Task item
All lines in the entries below that hold "data" make up the answer.

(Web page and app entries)
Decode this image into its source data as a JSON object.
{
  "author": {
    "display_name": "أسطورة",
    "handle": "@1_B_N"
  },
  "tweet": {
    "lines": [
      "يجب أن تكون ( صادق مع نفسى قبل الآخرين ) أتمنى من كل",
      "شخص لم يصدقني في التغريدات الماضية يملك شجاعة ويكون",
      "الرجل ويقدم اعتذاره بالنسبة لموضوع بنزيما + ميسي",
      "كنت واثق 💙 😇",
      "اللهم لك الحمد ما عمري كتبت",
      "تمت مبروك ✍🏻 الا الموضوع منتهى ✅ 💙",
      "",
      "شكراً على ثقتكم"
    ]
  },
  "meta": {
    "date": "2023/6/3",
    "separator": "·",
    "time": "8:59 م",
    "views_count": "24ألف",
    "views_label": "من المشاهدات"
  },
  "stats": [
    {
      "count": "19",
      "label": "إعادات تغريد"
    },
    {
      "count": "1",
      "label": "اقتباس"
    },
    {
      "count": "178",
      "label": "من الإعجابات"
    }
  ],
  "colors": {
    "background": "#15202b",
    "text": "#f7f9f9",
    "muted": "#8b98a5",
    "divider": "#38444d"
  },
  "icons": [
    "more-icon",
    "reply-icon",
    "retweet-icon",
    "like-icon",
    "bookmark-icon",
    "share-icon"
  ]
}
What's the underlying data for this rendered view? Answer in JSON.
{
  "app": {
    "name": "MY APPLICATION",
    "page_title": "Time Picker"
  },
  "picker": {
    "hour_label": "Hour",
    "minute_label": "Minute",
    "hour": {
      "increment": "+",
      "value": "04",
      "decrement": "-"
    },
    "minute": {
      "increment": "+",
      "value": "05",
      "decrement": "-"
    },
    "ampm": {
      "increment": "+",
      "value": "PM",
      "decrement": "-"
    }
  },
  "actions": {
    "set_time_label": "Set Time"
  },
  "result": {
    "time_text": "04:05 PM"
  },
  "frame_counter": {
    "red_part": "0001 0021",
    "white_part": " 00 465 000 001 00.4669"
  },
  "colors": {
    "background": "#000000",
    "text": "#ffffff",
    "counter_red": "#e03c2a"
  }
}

Your response
Decode this image into its source data as a JSON object.
What's the underlying data for this rendered view? Answer in JSON.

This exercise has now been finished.